Tom Magnarelli
WRVO Public Media
An example of the "Ballot Box On Wheels," purchased by Onondaga County.

Gov. Andrew Cuomo is requiring board of elections across the state to have ballot drop-off locations at all polling sites. In Onondaga County, ballot drop boxes will be available at every early voting and Election Day poll site, during polling hours, as well as at the Board of Elections, during normal business hours.

The ballot boxes won’t be out on street corners. Onondaga County Democratic Elections Commissioner Dustin Czarny said the boxes will be locked and sealed at polling site check-in tables, with signs indicating absentee ballots can be dropped in the boxes, without waiting in line.

“They’re on wheels, they’re locked and sealable,” Czarny said. “They cannot be opened without bipartisan controls on them. They will be transported from the polling places on Election Day back to the Board of Elections, and every night on early voting, back to the Board of Elections, for logging in the absentee ballots to get prepared for our counts after Election Day.”

The county purchased 165 ballot boxes using $25,000 of grant money. Czarny said the ballot boxes will allow them to get closer to a final count after Election Day.

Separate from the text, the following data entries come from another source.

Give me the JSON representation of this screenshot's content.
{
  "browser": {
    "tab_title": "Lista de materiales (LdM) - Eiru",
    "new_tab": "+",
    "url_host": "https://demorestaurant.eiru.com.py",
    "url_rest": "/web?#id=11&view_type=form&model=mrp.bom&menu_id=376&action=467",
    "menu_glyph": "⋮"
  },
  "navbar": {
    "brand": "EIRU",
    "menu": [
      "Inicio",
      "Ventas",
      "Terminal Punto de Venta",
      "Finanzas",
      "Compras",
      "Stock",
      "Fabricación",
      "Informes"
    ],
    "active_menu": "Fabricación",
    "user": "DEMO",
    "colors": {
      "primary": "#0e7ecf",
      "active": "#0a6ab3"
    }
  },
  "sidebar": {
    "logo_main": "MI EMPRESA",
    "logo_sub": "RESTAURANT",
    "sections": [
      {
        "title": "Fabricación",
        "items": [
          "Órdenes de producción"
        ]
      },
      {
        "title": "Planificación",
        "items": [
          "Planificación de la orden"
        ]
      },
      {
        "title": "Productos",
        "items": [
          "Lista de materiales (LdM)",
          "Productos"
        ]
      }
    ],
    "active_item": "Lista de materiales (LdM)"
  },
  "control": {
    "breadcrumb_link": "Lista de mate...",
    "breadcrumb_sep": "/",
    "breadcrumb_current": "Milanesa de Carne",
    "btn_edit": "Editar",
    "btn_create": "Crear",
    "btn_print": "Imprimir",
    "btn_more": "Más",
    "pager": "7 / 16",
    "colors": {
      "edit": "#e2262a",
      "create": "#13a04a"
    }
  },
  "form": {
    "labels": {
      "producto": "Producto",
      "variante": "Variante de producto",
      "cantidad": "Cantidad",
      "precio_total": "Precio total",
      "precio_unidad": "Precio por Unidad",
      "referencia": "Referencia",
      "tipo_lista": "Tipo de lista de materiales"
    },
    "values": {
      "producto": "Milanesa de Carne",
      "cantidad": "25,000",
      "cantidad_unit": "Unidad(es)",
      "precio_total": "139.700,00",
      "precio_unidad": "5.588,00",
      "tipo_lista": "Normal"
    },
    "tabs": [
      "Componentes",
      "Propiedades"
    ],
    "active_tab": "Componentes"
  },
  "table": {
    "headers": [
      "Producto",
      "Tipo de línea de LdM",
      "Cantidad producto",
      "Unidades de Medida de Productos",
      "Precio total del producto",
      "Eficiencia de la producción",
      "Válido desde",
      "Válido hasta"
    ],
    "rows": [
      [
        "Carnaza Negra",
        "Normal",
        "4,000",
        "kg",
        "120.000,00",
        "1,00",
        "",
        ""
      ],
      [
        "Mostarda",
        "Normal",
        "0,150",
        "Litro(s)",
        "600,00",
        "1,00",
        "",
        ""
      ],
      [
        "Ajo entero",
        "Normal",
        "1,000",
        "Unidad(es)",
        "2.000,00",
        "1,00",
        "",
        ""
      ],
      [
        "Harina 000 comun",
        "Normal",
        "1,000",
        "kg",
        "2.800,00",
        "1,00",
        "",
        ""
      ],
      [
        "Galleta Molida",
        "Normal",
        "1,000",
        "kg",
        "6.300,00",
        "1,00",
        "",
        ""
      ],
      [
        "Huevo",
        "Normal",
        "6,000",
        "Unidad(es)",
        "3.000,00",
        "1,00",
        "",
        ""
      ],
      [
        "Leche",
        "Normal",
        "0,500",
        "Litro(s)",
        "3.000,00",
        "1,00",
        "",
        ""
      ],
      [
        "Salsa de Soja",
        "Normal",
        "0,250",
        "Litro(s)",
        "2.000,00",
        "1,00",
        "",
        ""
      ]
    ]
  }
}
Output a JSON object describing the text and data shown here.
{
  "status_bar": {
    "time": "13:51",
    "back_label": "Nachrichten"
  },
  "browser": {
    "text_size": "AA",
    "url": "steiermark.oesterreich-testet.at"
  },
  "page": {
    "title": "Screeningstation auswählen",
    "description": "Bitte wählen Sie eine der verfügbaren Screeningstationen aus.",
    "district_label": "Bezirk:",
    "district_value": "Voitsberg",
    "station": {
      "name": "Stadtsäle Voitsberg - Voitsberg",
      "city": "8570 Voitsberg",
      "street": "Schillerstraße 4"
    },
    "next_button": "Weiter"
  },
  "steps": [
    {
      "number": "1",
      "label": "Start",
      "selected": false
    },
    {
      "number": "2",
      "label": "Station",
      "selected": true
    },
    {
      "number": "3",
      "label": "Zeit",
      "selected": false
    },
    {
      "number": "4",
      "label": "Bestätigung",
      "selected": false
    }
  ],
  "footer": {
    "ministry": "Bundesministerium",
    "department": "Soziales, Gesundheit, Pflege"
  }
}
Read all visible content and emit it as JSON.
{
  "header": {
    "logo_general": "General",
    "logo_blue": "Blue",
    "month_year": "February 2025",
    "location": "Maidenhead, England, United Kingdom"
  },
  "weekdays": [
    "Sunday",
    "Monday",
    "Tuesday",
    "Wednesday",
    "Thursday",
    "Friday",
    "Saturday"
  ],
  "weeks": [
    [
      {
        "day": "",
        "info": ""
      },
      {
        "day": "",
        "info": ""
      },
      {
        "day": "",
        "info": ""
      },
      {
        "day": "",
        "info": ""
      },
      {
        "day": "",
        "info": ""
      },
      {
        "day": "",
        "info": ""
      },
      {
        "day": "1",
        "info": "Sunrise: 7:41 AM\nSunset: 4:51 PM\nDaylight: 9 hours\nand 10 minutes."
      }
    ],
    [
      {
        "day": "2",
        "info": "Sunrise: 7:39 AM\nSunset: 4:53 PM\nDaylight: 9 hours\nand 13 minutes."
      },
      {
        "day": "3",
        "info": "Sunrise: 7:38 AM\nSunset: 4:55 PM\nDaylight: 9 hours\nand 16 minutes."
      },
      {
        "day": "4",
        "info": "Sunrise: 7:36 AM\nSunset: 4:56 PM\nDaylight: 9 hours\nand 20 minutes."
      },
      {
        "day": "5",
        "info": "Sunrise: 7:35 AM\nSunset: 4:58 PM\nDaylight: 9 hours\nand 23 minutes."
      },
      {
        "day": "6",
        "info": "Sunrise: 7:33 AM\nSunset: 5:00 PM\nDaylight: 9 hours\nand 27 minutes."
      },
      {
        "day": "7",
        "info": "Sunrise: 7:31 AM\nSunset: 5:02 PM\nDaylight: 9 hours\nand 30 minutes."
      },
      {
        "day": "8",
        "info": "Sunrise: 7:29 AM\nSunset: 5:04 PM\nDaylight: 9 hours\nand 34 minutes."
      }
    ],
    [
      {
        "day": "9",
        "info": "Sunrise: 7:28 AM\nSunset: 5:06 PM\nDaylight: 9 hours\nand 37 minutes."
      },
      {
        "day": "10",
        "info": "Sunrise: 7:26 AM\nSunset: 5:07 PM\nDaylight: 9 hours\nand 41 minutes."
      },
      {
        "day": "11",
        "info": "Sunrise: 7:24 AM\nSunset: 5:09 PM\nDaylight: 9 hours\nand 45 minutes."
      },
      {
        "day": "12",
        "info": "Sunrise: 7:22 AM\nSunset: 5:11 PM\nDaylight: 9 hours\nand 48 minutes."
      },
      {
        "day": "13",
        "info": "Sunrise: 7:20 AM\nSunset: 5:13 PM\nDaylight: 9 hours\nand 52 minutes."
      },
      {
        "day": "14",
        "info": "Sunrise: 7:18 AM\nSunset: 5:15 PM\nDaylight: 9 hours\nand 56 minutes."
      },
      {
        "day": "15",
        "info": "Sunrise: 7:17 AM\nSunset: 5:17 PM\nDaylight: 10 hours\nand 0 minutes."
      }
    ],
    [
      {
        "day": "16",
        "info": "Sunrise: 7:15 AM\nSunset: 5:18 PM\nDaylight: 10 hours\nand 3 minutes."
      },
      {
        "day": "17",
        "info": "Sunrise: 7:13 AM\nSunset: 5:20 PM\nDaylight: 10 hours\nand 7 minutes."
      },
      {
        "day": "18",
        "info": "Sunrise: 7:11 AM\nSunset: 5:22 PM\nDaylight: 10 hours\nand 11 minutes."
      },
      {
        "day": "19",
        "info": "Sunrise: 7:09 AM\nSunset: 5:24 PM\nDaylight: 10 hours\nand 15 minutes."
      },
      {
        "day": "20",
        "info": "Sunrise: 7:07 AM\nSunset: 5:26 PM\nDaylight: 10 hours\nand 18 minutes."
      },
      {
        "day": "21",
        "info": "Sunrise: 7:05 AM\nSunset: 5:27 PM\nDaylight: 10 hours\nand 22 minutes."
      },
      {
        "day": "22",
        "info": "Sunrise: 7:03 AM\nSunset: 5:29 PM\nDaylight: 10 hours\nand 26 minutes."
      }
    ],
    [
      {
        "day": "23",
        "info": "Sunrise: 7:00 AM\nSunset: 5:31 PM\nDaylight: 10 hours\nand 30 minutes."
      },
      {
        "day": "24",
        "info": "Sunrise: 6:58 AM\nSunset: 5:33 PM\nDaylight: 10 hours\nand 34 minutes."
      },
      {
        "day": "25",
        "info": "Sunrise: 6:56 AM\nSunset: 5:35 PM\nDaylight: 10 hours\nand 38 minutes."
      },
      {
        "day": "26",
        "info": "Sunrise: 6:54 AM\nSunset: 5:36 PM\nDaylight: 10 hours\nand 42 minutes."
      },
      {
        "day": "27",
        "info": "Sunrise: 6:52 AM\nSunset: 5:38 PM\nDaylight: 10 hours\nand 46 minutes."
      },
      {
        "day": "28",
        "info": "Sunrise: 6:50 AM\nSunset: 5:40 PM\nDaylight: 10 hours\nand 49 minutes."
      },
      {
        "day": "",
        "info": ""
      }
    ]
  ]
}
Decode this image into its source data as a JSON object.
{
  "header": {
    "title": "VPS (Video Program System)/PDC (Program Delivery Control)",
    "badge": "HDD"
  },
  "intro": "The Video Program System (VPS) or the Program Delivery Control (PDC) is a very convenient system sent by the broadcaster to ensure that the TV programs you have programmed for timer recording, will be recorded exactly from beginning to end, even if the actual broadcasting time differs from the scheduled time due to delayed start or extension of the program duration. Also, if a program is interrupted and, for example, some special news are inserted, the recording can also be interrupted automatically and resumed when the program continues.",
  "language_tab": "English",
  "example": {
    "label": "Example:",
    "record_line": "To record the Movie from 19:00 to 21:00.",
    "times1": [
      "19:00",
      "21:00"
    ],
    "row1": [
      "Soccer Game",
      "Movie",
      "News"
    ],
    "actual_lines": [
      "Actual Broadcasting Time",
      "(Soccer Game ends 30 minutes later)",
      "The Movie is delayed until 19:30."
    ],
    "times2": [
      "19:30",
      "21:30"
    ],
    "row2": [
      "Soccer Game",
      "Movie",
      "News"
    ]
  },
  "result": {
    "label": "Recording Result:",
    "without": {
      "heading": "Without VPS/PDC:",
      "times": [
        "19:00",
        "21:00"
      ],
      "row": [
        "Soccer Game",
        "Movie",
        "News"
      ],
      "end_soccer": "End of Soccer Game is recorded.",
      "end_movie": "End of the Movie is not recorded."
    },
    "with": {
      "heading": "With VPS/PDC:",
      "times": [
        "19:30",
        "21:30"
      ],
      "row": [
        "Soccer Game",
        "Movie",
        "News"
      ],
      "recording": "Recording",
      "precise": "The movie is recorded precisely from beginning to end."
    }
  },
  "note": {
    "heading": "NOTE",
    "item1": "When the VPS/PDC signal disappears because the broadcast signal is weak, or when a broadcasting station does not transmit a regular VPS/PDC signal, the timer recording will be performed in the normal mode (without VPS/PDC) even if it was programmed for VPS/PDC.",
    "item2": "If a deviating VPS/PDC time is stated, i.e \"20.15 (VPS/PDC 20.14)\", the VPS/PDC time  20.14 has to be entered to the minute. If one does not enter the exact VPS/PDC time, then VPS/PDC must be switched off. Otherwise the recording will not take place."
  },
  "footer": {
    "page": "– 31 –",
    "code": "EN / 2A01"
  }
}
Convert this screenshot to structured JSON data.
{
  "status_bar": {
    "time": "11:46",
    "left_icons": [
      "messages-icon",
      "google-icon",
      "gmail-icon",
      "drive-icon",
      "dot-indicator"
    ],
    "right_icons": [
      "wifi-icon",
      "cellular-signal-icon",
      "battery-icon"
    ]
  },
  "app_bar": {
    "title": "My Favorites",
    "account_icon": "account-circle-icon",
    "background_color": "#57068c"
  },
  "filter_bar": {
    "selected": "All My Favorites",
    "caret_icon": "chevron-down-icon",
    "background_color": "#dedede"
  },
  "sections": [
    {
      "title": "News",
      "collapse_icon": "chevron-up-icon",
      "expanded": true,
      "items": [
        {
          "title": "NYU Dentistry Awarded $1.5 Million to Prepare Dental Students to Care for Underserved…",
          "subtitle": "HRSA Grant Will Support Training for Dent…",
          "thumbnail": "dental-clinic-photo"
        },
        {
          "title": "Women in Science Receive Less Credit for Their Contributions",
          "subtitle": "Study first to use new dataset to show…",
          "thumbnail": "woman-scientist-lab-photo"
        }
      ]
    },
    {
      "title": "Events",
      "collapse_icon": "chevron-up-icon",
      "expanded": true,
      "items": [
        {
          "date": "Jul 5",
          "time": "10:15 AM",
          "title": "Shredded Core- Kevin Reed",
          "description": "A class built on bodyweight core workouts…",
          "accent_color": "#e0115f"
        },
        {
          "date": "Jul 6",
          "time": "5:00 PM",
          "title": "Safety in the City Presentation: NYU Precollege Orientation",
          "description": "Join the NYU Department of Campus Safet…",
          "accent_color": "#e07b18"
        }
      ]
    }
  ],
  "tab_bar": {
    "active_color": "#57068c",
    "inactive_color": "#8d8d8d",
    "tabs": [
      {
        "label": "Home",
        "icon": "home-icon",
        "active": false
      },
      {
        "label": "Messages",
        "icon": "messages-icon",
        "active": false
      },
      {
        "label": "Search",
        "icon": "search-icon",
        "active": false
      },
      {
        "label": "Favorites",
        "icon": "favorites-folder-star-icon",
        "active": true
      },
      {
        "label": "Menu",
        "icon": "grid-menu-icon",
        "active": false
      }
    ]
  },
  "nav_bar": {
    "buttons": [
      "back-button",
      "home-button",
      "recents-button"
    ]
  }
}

“Expanded absentees is eventually going to turn into more mail-in voting, throughout the normal process, even after COVID-19,” Czarny said.

Any voter can apply for an absentee ballot by using the COVID-19 pandemic as a reason. More than 31,000 absentee ballots have been requested in Onondaga County. That’s already more than the number of absentee ballots for the June primary. Czarny said they’re anticipating anywhere between 100,000-125,000 absentee ballots for the general election.

He added that there has also been a tremendous response for election inspectors. About 700 people have taken the class.

Tom Magnarelli is a reporter covering the central New York and Syracuse area. He joined WRVO as a freelance reporter in 2012 while a student at Syracuse University and was hired full time in 2015. He has reported extensively on politics, education, arts and culture and other issues around central New York.